=== What is being asked ===
Show, from the records below, all lines that contain the word "this".

————————

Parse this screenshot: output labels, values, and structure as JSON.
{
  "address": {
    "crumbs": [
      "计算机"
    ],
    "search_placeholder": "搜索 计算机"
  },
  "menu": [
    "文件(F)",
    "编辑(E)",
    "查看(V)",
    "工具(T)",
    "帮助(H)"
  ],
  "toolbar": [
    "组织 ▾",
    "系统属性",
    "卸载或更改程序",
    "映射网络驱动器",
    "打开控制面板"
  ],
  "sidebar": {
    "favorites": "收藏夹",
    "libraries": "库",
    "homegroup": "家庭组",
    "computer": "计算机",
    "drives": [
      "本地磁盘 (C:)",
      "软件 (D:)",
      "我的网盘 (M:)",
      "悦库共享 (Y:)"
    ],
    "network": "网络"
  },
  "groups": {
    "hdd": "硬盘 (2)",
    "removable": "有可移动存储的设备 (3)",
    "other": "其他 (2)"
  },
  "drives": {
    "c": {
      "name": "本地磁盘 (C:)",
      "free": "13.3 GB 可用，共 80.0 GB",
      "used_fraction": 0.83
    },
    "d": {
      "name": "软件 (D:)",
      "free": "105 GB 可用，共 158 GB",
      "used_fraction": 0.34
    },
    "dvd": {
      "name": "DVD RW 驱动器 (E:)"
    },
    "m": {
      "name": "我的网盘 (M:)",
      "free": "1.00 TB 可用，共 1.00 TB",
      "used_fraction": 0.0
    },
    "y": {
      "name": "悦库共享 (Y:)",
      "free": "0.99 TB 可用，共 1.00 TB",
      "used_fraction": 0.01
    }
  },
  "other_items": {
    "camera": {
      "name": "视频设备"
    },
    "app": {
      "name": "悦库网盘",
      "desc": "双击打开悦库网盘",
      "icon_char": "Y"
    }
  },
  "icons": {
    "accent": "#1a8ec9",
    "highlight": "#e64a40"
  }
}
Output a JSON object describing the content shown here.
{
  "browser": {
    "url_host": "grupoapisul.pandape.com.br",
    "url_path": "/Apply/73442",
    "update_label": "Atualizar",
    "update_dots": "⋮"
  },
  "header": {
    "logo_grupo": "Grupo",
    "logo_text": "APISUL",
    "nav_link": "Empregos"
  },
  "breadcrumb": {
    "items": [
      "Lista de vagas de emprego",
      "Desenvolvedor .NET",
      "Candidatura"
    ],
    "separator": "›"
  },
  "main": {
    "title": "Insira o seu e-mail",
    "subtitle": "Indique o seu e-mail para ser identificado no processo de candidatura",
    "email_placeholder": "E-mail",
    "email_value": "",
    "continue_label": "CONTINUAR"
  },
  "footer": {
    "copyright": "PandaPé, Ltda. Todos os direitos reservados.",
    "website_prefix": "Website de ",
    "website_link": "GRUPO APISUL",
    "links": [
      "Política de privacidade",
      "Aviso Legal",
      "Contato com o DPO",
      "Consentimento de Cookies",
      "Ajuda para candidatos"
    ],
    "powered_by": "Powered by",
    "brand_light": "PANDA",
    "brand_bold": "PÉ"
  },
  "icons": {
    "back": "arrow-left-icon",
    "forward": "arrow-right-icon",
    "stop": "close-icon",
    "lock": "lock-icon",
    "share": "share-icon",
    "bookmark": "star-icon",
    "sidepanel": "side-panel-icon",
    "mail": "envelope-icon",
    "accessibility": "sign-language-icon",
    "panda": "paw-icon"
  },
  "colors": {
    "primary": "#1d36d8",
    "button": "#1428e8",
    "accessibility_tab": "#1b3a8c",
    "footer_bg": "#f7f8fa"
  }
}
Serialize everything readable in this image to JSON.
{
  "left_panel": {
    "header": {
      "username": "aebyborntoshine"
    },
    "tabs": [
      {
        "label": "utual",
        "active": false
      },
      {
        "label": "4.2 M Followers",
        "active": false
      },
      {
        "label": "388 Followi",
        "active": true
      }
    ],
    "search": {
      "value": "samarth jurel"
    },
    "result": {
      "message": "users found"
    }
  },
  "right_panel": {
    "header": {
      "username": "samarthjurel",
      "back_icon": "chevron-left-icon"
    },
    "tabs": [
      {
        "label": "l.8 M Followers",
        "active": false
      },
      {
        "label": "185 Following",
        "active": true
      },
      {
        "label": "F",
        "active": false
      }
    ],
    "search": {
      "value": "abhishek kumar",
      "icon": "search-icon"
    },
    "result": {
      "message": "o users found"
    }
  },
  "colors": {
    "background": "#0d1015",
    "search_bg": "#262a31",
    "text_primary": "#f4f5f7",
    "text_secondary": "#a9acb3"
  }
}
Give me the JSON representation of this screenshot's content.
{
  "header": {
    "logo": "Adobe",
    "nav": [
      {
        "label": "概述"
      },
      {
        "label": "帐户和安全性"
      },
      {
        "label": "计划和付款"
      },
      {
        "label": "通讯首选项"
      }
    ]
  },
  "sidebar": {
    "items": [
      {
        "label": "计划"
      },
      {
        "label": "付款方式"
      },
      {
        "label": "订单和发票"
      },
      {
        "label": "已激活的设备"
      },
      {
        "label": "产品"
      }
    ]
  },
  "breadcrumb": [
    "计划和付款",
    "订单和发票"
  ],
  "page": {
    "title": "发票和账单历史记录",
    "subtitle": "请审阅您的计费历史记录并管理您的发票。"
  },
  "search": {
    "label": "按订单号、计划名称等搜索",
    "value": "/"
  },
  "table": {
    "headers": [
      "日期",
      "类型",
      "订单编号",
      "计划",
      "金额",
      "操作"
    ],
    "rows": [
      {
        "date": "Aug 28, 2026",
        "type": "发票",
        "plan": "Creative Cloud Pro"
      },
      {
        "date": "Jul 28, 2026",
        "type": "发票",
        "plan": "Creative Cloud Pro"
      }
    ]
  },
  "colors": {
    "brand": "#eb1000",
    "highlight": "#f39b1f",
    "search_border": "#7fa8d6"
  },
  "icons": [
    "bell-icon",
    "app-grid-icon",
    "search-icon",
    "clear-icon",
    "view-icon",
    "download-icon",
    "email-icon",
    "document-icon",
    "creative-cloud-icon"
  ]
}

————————

=== Task response ===
Parse this screenshot: output labels, values, and structure as JSON.
Serialize everything readable in this image to JSON.
Give me the JSON representation of this screenshot's content.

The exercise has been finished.